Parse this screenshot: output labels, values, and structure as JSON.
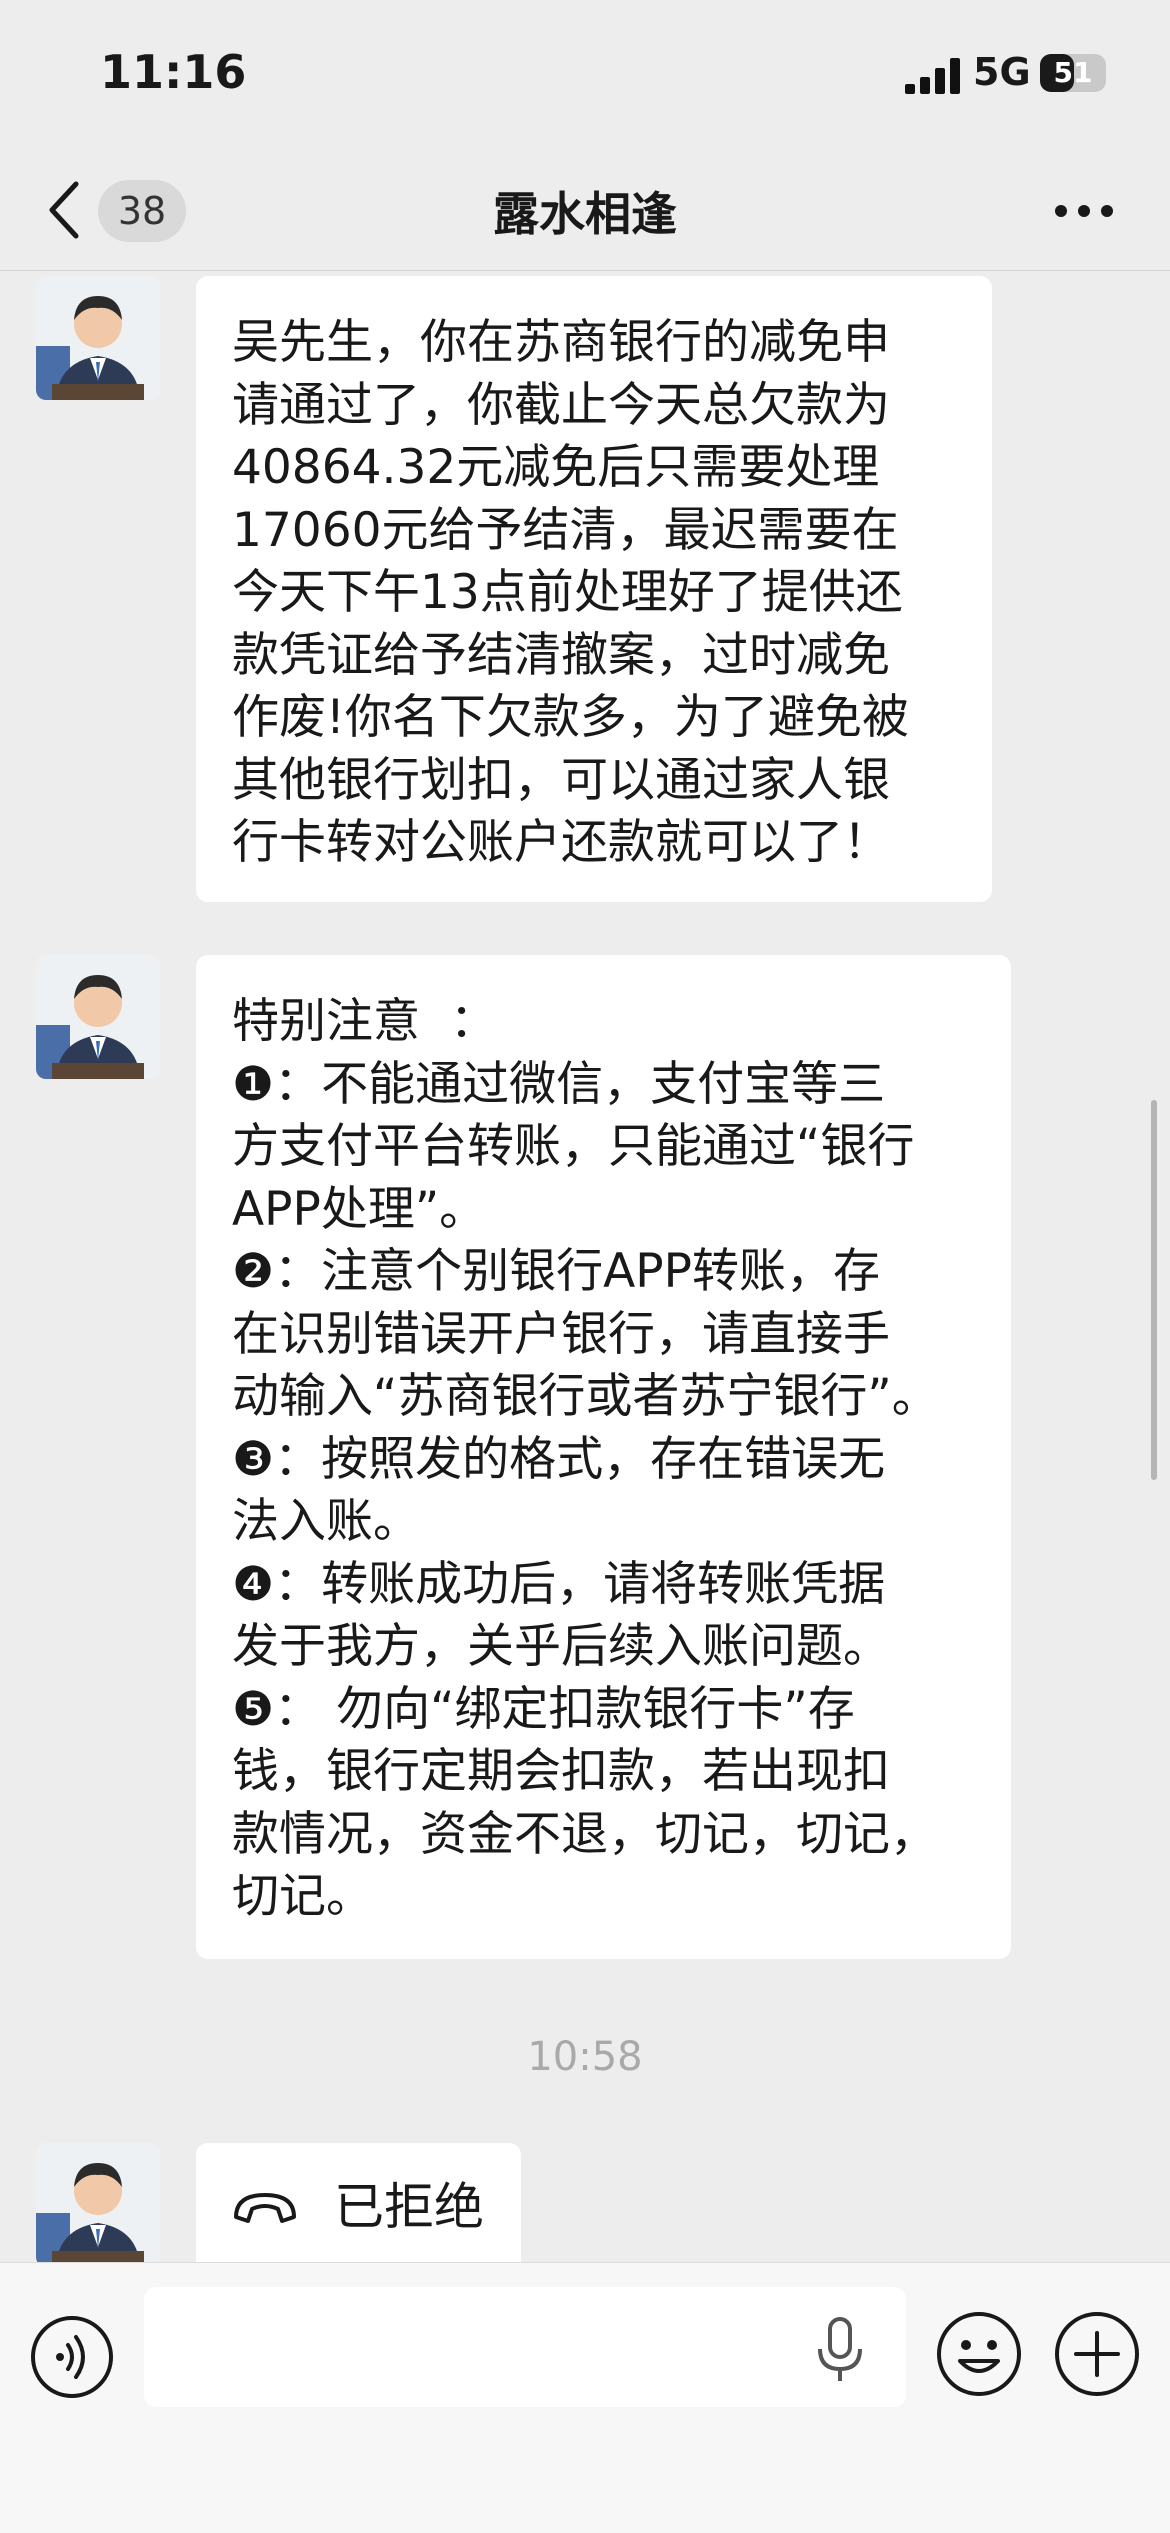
{
  "status_bar": {
    "time": "11:16",
    "network": "5G",
    "battery": "51",
    "battery_level_percent": 51
  },
  "nav": {
    "unread_count": "38",
    "title": "露水相逢"
  },
  "messages": [
    {
      "type": "text",
      "text": "吴先生，你在苏商银行的减免申\n请通过了，你截止今天总欠款为\n40864.32元减免后只需要处理\n17060元给予结清，最迟需要在\n今天下午13点前处理好了提供还\n款凭证给予结清撤案，过时减免\n作废!你名下欠款多，为了避免被\n其他银行划扣，可以通过家人银\n行卡转对公账户还款就可以了！"
    },
    {
      "type": "text",
      "text": "特别注意  ：\n❶：不能通过微信，支付宝等三\n方支付平台转账，只能通过“银行\nAPP处理”。\n❷：注意个别银行APP转账，存\n在识别错误开户银行，请直接手\n动输入“苏商银行或者苏宁银行”。\n❸：按照发的格式，存在错误无\n法入账。\n❹：转账成功后，请将转账凭据\n发于我方，关乎后续入账问题。\n❺： 勿向“绑定扣款银行卡”存\n钱，银行定期会扣款，若出现扣\n款情况，资金不退，切记，切记，\n切记。"
    },
    {
      "type": "call",
      "text": "已拒绝"
    }
  ],
  "timestamp": "10:58",
  "input": {
    "value": "",
    "placeholder": ""
  },
  "colors": {
    "background": "#ededed",
    "bubble": "#ffffff",
    "timestamp": "#a9a9a9"
  },
  "icons": [
    "back-icon",
    "more-icon",
    "call-declined-icon",
    "voice-icon",
    "mic-icon",
    "emoji-icon",
    "plus-icon"
  ]
}
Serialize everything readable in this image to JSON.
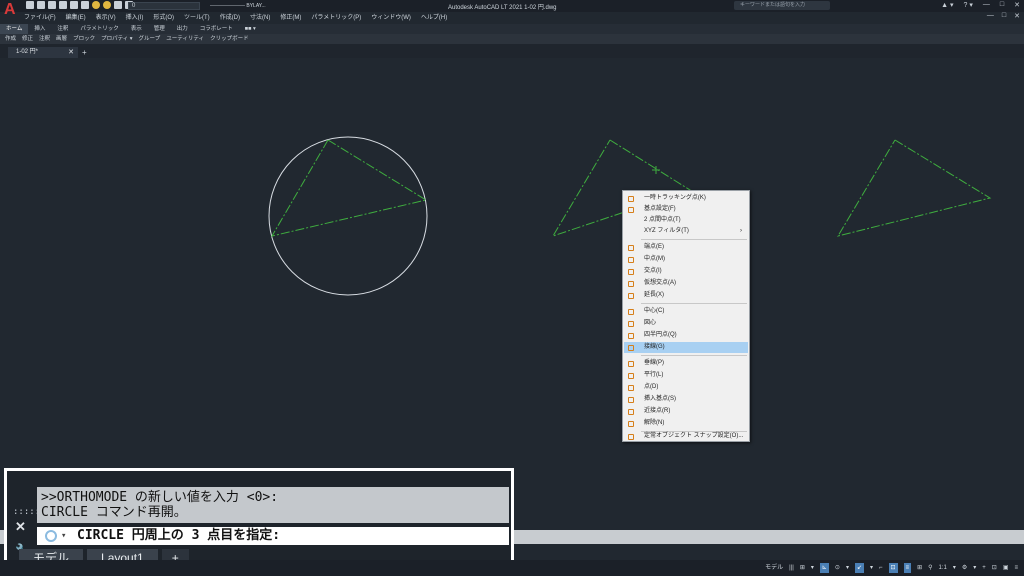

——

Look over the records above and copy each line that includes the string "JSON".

- Task response:
Parse this screenshot: output labels, values, and structure as JSON.
Serialize everything readable in this image to JSON.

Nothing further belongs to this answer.